**Records shown:**
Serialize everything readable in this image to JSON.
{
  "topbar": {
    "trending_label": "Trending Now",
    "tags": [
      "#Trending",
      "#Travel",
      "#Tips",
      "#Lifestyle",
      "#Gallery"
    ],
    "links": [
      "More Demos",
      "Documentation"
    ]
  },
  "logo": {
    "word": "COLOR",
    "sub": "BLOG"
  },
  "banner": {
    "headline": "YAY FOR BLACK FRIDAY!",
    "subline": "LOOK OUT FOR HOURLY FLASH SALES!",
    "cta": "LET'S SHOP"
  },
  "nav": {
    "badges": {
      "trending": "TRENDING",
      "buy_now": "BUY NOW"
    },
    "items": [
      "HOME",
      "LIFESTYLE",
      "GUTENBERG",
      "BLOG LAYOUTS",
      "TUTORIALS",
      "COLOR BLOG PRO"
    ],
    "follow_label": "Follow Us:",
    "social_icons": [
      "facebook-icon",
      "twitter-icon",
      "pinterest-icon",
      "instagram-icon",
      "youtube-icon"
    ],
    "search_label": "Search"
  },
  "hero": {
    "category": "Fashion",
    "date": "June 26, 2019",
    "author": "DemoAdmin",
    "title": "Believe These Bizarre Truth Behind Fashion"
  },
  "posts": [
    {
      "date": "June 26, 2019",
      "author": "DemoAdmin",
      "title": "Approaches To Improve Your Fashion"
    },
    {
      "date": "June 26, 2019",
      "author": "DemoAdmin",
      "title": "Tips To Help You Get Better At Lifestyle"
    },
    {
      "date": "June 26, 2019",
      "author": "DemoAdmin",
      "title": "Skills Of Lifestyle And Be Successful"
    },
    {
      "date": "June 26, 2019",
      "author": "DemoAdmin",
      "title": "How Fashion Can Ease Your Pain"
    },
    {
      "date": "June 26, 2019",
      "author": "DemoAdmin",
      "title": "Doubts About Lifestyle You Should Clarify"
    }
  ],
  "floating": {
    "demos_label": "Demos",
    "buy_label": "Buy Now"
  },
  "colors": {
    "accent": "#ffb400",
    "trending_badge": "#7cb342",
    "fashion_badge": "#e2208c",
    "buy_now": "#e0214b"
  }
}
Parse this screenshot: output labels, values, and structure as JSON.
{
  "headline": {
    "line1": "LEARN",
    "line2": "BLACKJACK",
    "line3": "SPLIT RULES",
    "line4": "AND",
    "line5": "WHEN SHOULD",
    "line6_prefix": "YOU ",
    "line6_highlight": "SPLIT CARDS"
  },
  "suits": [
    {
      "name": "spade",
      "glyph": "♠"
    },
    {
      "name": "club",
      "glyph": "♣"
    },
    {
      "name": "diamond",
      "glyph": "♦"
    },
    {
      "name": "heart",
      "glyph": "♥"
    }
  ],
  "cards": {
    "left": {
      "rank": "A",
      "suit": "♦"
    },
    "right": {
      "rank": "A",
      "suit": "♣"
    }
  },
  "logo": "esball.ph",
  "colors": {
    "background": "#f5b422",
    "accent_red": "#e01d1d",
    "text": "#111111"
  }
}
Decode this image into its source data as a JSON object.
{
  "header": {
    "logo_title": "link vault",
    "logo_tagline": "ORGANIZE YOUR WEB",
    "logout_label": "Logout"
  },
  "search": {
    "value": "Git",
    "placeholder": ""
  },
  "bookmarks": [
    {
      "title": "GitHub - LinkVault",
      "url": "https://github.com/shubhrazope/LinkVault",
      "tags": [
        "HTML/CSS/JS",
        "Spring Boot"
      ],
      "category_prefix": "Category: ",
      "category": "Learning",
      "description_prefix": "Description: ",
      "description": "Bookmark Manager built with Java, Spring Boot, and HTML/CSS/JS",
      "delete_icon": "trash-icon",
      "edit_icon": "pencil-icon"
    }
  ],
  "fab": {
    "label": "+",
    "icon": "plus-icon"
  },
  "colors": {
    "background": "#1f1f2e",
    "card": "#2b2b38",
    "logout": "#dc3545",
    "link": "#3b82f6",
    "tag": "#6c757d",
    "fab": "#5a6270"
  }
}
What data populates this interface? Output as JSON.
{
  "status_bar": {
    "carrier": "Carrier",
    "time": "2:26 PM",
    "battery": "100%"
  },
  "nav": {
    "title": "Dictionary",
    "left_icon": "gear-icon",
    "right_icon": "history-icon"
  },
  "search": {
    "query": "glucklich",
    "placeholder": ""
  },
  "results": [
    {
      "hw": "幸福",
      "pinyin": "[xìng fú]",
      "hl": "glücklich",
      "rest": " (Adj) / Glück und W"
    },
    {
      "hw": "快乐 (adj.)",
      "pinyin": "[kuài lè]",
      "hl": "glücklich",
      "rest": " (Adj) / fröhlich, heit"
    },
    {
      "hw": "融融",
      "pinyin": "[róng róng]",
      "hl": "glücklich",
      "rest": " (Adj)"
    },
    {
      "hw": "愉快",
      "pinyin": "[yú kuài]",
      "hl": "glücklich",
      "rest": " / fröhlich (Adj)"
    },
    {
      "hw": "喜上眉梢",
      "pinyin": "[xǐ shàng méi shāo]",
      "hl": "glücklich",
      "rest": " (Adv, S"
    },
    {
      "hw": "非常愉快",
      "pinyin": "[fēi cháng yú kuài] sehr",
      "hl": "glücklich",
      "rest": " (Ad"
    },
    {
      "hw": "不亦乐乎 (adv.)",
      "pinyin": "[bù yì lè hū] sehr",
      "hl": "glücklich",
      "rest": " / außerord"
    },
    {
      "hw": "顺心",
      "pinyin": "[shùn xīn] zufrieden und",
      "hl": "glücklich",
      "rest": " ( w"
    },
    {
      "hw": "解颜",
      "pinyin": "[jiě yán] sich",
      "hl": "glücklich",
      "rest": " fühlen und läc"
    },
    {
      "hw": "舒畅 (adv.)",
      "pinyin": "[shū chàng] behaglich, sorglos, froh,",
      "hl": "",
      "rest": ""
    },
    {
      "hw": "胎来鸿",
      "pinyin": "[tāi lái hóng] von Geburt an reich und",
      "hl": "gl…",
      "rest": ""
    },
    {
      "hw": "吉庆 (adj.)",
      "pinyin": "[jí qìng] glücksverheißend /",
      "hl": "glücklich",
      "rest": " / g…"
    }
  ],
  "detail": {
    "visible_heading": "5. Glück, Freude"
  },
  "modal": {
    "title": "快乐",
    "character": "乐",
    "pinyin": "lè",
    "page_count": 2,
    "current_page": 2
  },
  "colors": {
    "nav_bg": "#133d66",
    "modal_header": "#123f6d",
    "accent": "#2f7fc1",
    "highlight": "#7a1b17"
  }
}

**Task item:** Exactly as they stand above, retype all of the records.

**Finished exercise:**
Serialize everything readable in this image to JSON.
{
  "topbar": {
    "trending_label": "Trending Now",
    "tags": [
      "#Trending",
      "#Travel",
      "#Tips",
      "#Lifestyle",
      "#Gallery"
    ],
    "links": [
      "More Demos",
      "Documentation"
    ]
  },
  "logo": {
    "word": "COLOR",
    "sub": "BLOG"
  },
  "banner": {
    "headline": "YAY FOR BLACK FRIDAY!",
    "subline": "LOOK OUT FOR HOURLY FLASH SALES!",
    "cta": "LET'S SHOP"
  },
  "nav": {
    "badges": {
      "trending": "TRENDING",
      "buy_now": "BUY NOW"
    },
    "items": [
      "HOME",
      "LIFESTYLE",
      "GUTENBERG",
      "BLOG LAYOUTS",
      "TUTORIALS",
      "COLOR BLOG PRO"
    ],
    "follow_label": "Follow Us:",
    "social_icons": [
      "facebook-icon",
      "twitter-icon",
      "pinterest-icon",
      "instagram-icon",
      "youtube-icon"
    ],
    "search_label": "Search"
  },
  "hero": {
    "category": "Fashion",
    "date": "June 26, 2019",
    "author": "DemoAdmin",
    "title": "Believe These Bizarre Truth Behind Fashion"
  },
  "posts": [
    {
      "date": "June 26, 2019",
      "author": "DemoAdmin",
      "title": "Approaches To Improve Your Fashion"
    },
    {
      "date": "June 26, 2019",
      "author": "DemoAdmin",
      "title": "Tips To Help You Get Better At Lifestyle"
    },
    {
      "date": "June 26, 2019",
      "author": "DemoAdmin",
      "title": "Skills Of Lifestyle And Be Successful"
    },
    {
      "date": "June 26, 2019",
      "author": "DemoAdmin",
      "title": "How Fashion Can Ease Your Pain"
    },
    {
      "date": "June 26, 2019",
      "author": "DemoAdmin",
      "title": "Doubts About Lifestyle You Should Clarify"
    }
  ],
  "floating": {
    "demos_label": "Demos",
    "buy_label": "Buy Now"
  },
  "colors": {
    "accent": "#ffb400",
    "trending_badge": "#7cb342",
    "fashion_badge": "#e2208c",
    "buy_now": "#e0214b"
  }
}
Parse this screenshot: output labels, values, and structure as JSON.
{
  "headline": {
    "line1": "LEARN",
    "line2": "BLACKJACK",
    "line3": "SPLIT RULES",
    "line4": "AND",
    "line5": "WHEN SHOULD",
    "line6_prefix": "YOU ",
    "line6_highlight": "SPLIT CARDS"
  },
  "suits": [
    {
      "name": "spade",
      "glyph": "♠"
    },
    {
      "name": "club",
      "glyph": "♣"
    },
    {
      "name": "diamond",
      "glyph": "♦"
    },
    {
      "name": "heart",
      "glyph": "♥"
    }
  ],
  "cards": {
    "left": {
      "rank": "A",
      "suit": "♦"
    },
    "right": {
      "rank": "A",
      "suit": "♣"
    }
  },
  "logo": "esball.ph",
  "colors": {
    "background": "#f5b422",
    "accent_red": "#e01d1d",
    "text": "#111111"
  }
}
Decode this image into its source data as a JSON object.
{
  "header": {
    "logo_title": "link vault",
    "logo_tagline": "ORGANIZE YOUR WEB",
    "logout_label": "Logout"
  },
  "search": {
    "value": "Git",
    "placeholder": ""
  },
  "bookmarks": [
    {
      "title": "GitHub - LinkVault",
      "url": "https://github.com/shubhrazope/LinkVault",
      "tags": [
        "HTML/CSS/JS",
        "Spring Boot"
      ],
      "category_prefix": "Category: ",
      "category": "Learning",
      "description_prefix": "Description: ",
      "description": "Bookmark Manager built with Java, Spring Boot, and HTML/CSS/JS",
      "delete_icon": "trash-icon",
      "edit_icon": "pencil-icon"
    }
  ],
  "fab": {
    "label": "+",
    "icon": "plus-icon"
  },
  "colors": {
    "background": "#1f1f2e",
    "card": "#2b2b38",
    "logout": "#dc3545",
    "link": "#3b82f6",
    "tag": "#6c757d",
    "fab": "#5a6270"
  }
}
What data populates this interface? Output as JSON.
{
  "status_bar": {
    "carrier": "Carrier",
    "time": "2:26 PM",
    "battery": "100%"
  },
  "nav": {
    "title": "Dictionary",
    "left_icon": "gear-icon",
    "right_icon": "history-icon"
  },
  "search": {
    "query": "glucklich",
    "placeholder": ""
  },
  "results": [
    {
      "hw": "幸福",
      "pinyin": "[xìng fú]",
      "hl": "glücklich",
      "rest": " (Adj) / Glück und W"
    },
    {
      "hw": "快乐 (adj.)",
      "pinyin": "[kuài lè]",
      "hl": "glücklich",
      "rest": " (Adj) / fröhlich, heit"
    },
    {
      "hw": "融融",
      "pinyin": "[róng róng]",
      "hl": "glücklich",
      "rest": " (Adj)"
    },
    {
      "hw": "愉快",
      "pinyin": "[yú kuài]",
      "hl": "glücklich",
      "rest": " / fröhlich (Adj)"
    },
    {
      "hw": "喜上眉梢",
      "pinyin": "[xǐ shàng méi shāo]",
      "hl": "glücklich",
      "rest": " (Adv, S"
    },
    {
      "hw": "非常愉快",
      "pinyin": "[fēi cháng yú kuài] sehr",
      "hl": "glücklich",
      "rest": " (Ad"
    },
    {
      "hw": "不亦乐乎 (adv.)",
      "pinyin": "[bù yì lè hū] sehr",
      "hl": "glücklich",
      "rest": " / außerord"
    },
    {
      "hw": "顺心",
      "pinyin": "[shùn xīn] zufrieden und",
      "hl": "glücklich",
      "rest": " ( w"
    },
    {
      "hw": "解颜",
      "pinyin": "[jiě yán] sich",
      "hl": "glücklich",
      "rest": " fühlen und läc"
    },
    {
      "hw": "舒畅 (adv.)",
      "pinyin": "[shū chàng] behaglich, sorglos, froh,",
      "hl": "",
      "rest": ""
    },
    {
      "hw": "胎来鸿",
      "pinyin": "[tāi lái hóng] von Geburt an reich und",
      "hl": "gl…",
      "rest": ""
    },
    {
      "hw": "吉庆 (adj.)",
      "pinyin": "[jí qìng] glücksverheißend /",
      "hl": "glücklich",
      "rest": " / g…"
    }
  ],
  "detail": {
    "visible_heading": "5. Glück, Freude"
  },
  "modal": {
    "title": "快乐",
    "character": "乐",
    "pinyin": "lè",
    "page_count": 2,
    "current_page": 2
  },
  "colors": {
    "nav_bg": "#133d66",
    "modal_header": "#123f6d",
    "accent": "#2f7fc1",
    "highlight": "#7a1b17"
  }
}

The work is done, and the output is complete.